Saturday, September 18, 2010

By The Brook

Music owes as much to Bach as any religion does to its founder.

Robert Schumann
If you want to know what nature does go into the forest, sit by a brook, watch and listen.

Most people who have ever read Vagabond Journeys are not classical music lovers. That's a shame and a condition I wish I could change. Don't mistake me. There is nothing wrong with preferring country music, folk, rock or jazz. I enjoy the best of those kinds of music myself. But I was blessed with an ear for concert music and opera when I was very young.

There are and were many inspired composers. Haydn, Mozart, Beethoven, Brahms, Schubert, Schumann, Mahler, Wagner (a particular favorite of mine), Strauss, Stravinsky, just to name a few, were all inspired composers.

Johann Sebastian Bach was not one of them. Bach was beyond inspiration. He was music. Music issued forth out of him like breath. Every serious music student has sat with Bach, watched and listened to him describe music effortlessly. They have analyzed his chorals and fugues. And at last the music they make is traced right back to the source.

Someone estimated that if you sat down with a ball point pen and printed music paper just to copy all the music that Bach wrote and worked at it 7 hours a day, 5 days a week it would take about 40 years. And Bach did it with an ink well, a quill pen, in a house full of kids, with no electricity and no indoor plumbing. Plus he had a fill time job as choir director and organist at the cathedral.

And the music? It's astonishing. Crystal clear, beautiful, grand and never repeats itself. He was gifted, that's certain. But more than that he was a gift to the entire world.

If nothing else one should hear the opening section of the B minor mass. It's a long 4 part fugue for chorus and orchestra. It lasts 10 to 12 minutes depending on who's conducting (I suggest van Karajan). And the chorus only repeats the two opening words: Kyrie Eleison. Bach was not a Catholic and the Mass was written at various times but altogether it is a work of pure genius. If you want other suggestions, ask me.

"Bach" is the German word for "brook."

DB - The Vagabond


Let us now praise middle names.

These are the middle names of some famous and infamous wh dwellers.
Who are they?


Good luck


Nance said...

I'm a classical music dummy, or I was until I discovered Joshua Bell. His violin made me realize that I long for the music that has been informing our culture all along, in snippets and bits, turned into lullabies and jingles, but running like a current or an underground brook beneath my consciousness.

I'll take your suggestion.

Liz said...

Your title can only bring my favourite composer's work to mind.

Beethoven's Pastoral Symphony.

There you will hear the best cuckoo ever transposed to the woodwind to play alongside the cheekiest quail.

pacifica62 said...

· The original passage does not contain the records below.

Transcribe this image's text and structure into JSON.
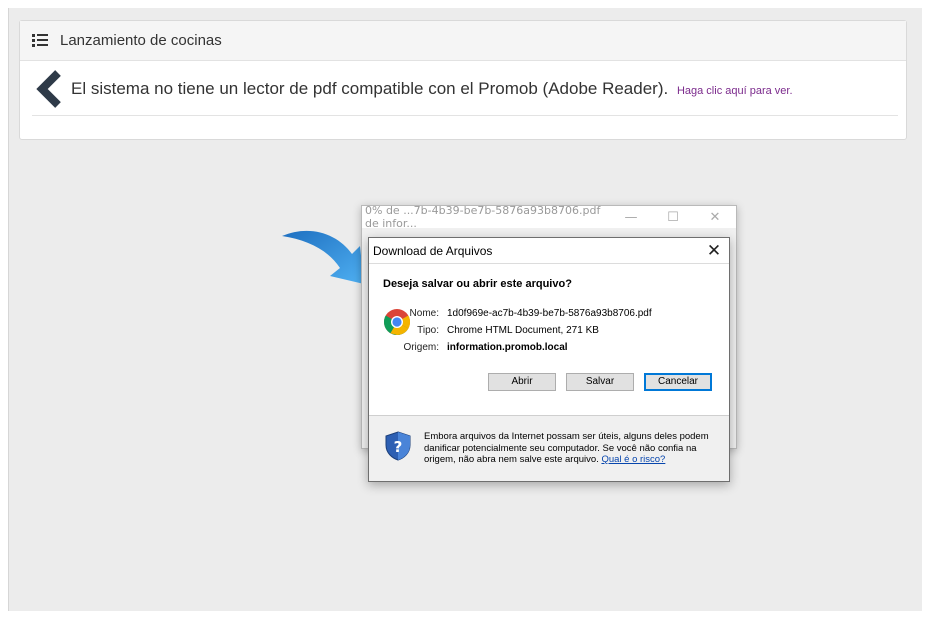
{
  "panel": {
    "title": "Lanzamiento de cocinas",
    "message": "El sistema no tiene un lector de pdf compatible con el Promob (Adobe Reader).",
    "link": "Haga clic aquí para ver."
  },
  "background_window": {
    "title": "0% de ...7b-4b39-be7b-5876a93b8706.pdf de infor...",
    "minimize": "—",
    "maximize": "☐",
    "close": "✕"
  },
  "dialog": {
    "title": "Download de Arquivos",
    "close": "✕",
    "question": "Deseja salvar ou abrir este arquivo?",
    "name_label": "Nome:",
    "name_value": "1d0f969e-ac7b-4b39-be7b-5876a93b8706.pdf",
    "type_label": "Tipo:",
    "type_value": "Chrome HTML Document, 271 KB",
    "origin_label": "Origem:",
    "origin_value": "information.promob.local",
    "buttons": {
      "open": "Abrir",
      "save": "Salvar",
      "cancel": "Cancelar"
    },
    "warning_text": "Embora arquivos da Internet possam ser úteis, alguns deles podem danificar potencialmente seu computador. Se você não confia na origem, não abra nem salve este arquivo.",
    "risk_link": "Qual é o risco?"
  },
  "colors": {
    "arrow": "#2a8fe0",
    "link": "#7b2a8c",
    "accent": "#0078d7"
  }
}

There is no doubt that the music of Bach is nothing short of magnificent. I have always felt that a person could never just sit down and compose music like this. I believe that Bach arrived on earth full of this music and took it upon himself to write it down on paper. Like a mad fiend, the music just poured out of him. It had to be heard. I am not a religious person but I feel that a mere mortal could not compose music such as this without looking directly into the face of God. Where does all this magnificence come from otherwise?

Rose said...

Classical music to me is clear music, balanced themes, and defined harmony. Rather than the heavy rock crap that is out today..........

Yes, sitting by a brook and listening to nature and watch and listen is a nice description!

Hugs, Rose

Ally Lifewithally said...

There is nothing better than sitting by a stream and just listening ~ taking in all the beautiful sounds and smells of the countryside ~ Ally x

Gerry said...

I think you have given me more curiosity to listen to Bach with your portrait of him. Now I am going to pay more attention to him when I do listen to him.